If the theme of the last couple of weeks seems to be English Language Learners, it might be because the topic continues to be a rich source for story ideas and a magnet for controversy. Just this week, the Florida Board of Education approved rule changes for that growing group of students and a study questioned whether the state of California is misidentifying significant numbers of students as English Language Learners.
In Florida, the rules approved by the state board will allow parents of students considered English language learners to withdraw their children from an English learner program, regardless of their proficiency level. The student would be transferred to a regular class taught by an ESL-qualified teacher, according to this Associated Press story.
The changes were criticized by advocacy groups and the state’s teachers union, who worry that schools will not provide sufficient language instruction for English Language Learners.
On the other side of the country, a study by the Center for Latino Policy Research at UC Berkeley suggests that California school districts are “misidentifying large numbers of entering kindergarten students as English learners.” The culprits according to the study are a home language survey and the California English Language Development Test, a proficiency test which identifies students who need help with English.

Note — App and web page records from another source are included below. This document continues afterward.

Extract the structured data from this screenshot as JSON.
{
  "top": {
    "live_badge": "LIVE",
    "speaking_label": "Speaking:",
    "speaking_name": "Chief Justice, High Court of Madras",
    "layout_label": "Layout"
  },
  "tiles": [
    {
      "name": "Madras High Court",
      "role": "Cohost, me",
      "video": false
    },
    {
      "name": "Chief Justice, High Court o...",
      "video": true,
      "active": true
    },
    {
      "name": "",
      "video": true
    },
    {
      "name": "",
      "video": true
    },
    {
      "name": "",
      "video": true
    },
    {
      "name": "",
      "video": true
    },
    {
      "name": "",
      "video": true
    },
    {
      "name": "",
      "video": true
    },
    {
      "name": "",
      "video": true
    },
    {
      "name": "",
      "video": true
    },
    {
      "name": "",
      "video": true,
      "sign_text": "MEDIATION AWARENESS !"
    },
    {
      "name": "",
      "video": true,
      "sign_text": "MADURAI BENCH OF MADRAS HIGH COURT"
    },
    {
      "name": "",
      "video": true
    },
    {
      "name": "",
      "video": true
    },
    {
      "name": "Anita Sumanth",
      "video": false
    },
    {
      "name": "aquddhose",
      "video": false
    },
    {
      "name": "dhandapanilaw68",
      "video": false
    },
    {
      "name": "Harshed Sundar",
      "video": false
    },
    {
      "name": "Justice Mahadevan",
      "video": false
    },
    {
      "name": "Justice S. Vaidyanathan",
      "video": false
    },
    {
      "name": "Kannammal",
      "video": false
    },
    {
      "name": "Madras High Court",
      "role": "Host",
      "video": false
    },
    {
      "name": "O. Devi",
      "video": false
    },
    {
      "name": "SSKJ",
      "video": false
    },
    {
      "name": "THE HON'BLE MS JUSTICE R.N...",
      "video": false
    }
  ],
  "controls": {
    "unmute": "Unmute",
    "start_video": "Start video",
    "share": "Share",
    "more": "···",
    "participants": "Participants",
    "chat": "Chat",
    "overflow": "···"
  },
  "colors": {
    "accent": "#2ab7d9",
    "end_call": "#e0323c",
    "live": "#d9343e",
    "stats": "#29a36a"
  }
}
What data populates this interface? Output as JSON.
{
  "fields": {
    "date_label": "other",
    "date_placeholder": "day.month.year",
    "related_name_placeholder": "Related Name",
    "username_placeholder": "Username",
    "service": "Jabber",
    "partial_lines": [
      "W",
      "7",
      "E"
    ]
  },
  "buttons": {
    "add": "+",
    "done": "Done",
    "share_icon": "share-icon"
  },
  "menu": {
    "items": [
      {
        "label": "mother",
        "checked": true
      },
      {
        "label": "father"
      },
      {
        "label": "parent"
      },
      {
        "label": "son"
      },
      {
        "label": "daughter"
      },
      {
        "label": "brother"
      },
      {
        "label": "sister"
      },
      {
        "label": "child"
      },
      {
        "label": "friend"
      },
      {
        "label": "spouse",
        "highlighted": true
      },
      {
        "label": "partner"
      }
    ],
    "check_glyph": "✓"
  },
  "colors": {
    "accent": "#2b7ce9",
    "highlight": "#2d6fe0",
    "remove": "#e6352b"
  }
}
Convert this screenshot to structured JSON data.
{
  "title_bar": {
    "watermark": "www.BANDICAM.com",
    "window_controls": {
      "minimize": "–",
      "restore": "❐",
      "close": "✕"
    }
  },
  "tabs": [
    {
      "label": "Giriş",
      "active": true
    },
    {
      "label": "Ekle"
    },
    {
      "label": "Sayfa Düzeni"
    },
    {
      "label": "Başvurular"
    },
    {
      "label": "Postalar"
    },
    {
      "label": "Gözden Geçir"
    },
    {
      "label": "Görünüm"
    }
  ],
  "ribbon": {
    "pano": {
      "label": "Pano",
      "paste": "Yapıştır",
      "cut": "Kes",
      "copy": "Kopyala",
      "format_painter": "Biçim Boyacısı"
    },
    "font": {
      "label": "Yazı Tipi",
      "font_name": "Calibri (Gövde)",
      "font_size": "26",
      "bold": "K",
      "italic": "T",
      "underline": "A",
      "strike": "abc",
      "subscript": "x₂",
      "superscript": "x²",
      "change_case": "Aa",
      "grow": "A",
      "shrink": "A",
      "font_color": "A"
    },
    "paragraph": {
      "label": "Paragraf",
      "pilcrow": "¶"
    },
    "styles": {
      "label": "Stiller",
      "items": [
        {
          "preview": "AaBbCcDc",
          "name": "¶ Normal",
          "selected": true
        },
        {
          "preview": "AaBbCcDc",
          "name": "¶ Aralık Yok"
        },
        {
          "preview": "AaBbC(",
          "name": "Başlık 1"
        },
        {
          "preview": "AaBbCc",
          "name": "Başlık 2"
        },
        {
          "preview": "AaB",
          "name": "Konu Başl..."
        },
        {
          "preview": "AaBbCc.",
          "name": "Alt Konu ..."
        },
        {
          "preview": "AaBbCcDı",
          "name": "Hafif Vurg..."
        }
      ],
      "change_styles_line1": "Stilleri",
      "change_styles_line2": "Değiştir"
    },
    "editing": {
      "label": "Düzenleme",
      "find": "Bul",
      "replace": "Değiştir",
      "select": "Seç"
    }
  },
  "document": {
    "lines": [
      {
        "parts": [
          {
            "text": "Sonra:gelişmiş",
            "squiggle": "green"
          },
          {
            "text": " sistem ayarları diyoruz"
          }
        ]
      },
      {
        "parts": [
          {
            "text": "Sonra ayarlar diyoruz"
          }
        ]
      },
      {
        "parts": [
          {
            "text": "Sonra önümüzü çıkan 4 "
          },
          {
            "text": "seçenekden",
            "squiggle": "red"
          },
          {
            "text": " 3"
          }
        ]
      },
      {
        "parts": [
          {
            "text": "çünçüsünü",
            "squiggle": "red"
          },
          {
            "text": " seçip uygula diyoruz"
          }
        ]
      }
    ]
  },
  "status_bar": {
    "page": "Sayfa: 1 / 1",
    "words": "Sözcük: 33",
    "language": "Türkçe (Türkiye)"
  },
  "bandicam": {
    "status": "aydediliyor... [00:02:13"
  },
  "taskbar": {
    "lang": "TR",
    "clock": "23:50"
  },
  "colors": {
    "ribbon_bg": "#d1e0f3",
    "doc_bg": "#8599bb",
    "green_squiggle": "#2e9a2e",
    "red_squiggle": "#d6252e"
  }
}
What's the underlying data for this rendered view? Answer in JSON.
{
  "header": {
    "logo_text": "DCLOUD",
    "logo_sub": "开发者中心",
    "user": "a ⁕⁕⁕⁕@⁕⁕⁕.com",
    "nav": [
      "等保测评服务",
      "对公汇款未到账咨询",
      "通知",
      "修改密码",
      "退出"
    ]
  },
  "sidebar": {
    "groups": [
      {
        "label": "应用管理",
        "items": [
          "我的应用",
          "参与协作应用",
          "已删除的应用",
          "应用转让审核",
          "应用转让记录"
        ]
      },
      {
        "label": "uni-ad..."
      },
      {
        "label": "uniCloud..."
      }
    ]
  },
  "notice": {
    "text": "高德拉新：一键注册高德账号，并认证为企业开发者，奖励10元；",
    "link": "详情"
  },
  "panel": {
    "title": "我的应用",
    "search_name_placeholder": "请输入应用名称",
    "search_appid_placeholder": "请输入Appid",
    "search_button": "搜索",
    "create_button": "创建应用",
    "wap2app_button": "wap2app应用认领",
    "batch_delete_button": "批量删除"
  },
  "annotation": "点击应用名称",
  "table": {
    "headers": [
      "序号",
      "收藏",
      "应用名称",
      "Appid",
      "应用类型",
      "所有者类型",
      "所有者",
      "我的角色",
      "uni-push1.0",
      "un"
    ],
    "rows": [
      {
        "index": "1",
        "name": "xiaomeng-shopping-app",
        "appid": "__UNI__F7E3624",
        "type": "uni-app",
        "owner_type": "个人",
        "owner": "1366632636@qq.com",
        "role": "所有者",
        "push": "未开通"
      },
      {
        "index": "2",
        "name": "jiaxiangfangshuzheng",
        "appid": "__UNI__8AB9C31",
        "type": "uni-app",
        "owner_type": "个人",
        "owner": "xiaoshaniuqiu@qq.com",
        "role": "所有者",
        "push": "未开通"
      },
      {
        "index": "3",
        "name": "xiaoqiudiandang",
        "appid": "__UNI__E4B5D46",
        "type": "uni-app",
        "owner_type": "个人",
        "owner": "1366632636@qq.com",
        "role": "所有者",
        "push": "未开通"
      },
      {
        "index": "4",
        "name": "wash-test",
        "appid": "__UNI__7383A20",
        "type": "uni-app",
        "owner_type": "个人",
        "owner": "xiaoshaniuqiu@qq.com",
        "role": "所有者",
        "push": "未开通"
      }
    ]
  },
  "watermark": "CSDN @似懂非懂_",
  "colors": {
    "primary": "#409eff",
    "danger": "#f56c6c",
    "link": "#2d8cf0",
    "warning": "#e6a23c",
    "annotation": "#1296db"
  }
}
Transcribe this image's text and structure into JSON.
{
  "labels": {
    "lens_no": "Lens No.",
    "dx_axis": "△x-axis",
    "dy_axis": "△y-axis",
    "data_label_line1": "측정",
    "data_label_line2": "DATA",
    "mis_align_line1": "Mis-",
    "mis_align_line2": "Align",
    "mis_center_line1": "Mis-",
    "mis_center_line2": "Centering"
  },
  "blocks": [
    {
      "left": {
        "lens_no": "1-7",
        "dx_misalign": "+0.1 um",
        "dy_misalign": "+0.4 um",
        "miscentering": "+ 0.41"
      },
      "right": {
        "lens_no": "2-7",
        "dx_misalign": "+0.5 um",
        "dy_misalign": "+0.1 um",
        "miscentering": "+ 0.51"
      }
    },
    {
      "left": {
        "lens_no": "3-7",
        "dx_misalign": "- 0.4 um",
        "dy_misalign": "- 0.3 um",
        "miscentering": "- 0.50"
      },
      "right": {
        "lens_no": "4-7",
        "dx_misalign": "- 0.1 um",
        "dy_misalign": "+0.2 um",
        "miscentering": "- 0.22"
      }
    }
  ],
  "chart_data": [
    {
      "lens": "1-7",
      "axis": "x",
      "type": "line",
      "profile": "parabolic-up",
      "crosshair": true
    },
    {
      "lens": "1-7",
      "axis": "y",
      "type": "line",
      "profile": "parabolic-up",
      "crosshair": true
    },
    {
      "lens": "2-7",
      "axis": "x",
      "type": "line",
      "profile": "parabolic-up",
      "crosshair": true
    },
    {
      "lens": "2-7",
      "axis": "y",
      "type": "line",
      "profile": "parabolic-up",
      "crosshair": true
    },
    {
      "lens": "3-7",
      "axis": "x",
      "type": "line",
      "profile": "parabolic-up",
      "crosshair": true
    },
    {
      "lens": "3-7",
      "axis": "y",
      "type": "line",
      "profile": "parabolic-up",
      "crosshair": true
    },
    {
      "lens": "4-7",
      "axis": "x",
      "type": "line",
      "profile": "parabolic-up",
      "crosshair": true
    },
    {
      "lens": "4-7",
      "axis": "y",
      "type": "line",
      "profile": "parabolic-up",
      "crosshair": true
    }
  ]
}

The study showed that the home language survey overidentifies the number of students who need to take the proficiency test. The vast majority of children (94 percent) who take the proficiency test are then deemed to lack English language proficiency.
“Being identified to take the CELDT almost guarantees a student’s classification as EL,” the study concluded. It goes on to note: “EL misidentification is important because it means that these students are not receiving the language support and education that is appropriate to their language skills.”
The researchers questioned the survey and test itself, as well as the way both are administered, noting that many test administrators were English-only people who did not have experience with test administration or English learners.
"Given the large number of English learners in California schools, it is critical for California to be at the forefront of developing the most accurate and effective system for identifying and assessing English learners," the study said. "English learners are one of the most vulnerable sectors of California's student population."
The same could be said for English Language Learners and schools nationwide. In California, 1.6 million students are classified as ELL; in Florida, the number last year was about 243,078.
The developments in both states point out how important it is for education writers to be examining issues related to English Language Learners and looking carefully at how schools classify and educate those students.